CR-V in the Market
The aging Jeep Liberty is still the best-selling compact SUV on the market; the outgoing Honda CR-V was third. With this new CR-V on the market, only the Toyota RAV4 manages to be a true competitor, and it adds an optional V-6 engine. Still, the Honda CR-V brings its own distinct exterior and enough interior refinement and driving pleasure to compete with any compact SUV.

Send David an email  

 

Consumer reviews

Rating breakdown (out of 5):
  • Comfort 4.4
  • Interior design 4.3
  • Performance 4.4
  • Value for the money 4.6
  • Exterior styling 4.6
  • Reliability 4.8

Most recent consumer reviews

1.7

The most unreliable car of all time

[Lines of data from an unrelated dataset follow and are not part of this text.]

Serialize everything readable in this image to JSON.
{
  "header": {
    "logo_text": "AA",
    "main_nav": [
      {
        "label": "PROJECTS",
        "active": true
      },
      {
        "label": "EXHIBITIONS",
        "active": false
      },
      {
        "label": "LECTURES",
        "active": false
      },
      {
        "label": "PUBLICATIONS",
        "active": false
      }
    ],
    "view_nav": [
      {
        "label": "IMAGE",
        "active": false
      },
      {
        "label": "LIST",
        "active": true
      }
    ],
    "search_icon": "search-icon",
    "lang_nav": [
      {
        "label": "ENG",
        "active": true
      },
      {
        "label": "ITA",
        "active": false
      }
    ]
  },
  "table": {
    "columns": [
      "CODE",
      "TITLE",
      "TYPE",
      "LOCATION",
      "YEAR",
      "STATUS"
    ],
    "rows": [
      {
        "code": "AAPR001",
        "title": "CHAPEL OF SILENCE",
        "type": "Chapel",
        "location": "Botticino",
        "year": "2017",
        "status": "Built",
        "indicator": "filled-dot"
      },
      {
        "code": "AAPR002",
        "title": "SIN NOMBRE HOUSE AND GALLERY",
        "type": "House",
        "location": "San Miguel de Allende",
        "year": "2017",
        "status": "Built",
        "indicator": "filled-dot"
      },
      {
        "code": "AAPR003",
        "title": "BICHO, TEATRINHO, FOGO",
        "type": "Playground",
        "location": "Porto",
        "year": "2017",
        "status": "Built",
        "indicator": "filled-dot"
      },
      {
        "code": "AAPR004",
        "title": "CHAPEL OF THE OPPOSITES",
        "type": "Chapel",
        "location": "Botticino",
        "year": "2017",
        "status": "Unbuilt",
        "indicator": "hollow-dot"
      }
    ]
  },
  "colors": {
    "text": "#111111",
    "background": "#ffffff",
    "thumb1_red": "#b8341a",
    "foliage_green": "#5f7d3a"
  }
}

Sure, the engine never failed, but holy smokes, I spent xxxx near five grand to keep it running, I got it w 59k miles, thinking, it’s a Honda, you can’t go wrong, haaaaa, the exhaust blew out, the ac condenser went, the steering rack went, leaking, the headlights would yellow up easily, no matter what I couldn’t get the thing aligned correctly, after repair after repair to the steering, I gave up, I couldn’t deal with it, nobody could figure out what was wrong with it despite the extensive steering repairs, I traded it in after two years of owning it, I’ll tell you one thing, Honda’s have great engines, but the little parts, brakes, suspension pieces, forget about it. Terrible, never again, went back to a rav4. Xpzero regrets, buyer beware with them crvs

3.1

Didn't get any call for recall

Honda company announced recalls, unfortunately i didn't get any call or notification from service, car is showing air bag light on, im residing in saudi arabia

4.7

Can't go wrong with Honda

Will run for 200k miles easy! This is a great car and you cannot go wrong buying a Honda. Just know that the A/C will need to be replaced at 100k miles...every Honda...every time.

See all 155 consumer reviews

Warranty

New car and Certified Pre-Owned programs by Honda True Certified+
New car program benefits
Bumper-to-bumper
36 months/36,000 miles
Corrosion
60 months/unlimited distance
Powertrain
60 months/60,000 miles
Certified Pre-Owned program benefits
Maximum age/mileage
Less than 12 months or 12,000 miles from their original in-service date.
Basic warranty terms
4 years/48,000 if vehicle purchased within warranty period 1 year 12,000 miles if vehicle purchased after warranty period expired
Powertrain
7 years/100,000 miles
Dealer certification required
182-point inspection
Roadside assistance
Yes
View all cpo program details

Have questions about warranties or CPO programs?

Compare the competitors

2004

Acura TSX

$26,490

starting MSRP

2009

Saturn Vue

$23,280

starting MSRP

2010

Toyota RAV4

$21,675

starting MSRP

See all 2007 Honda CR-V articles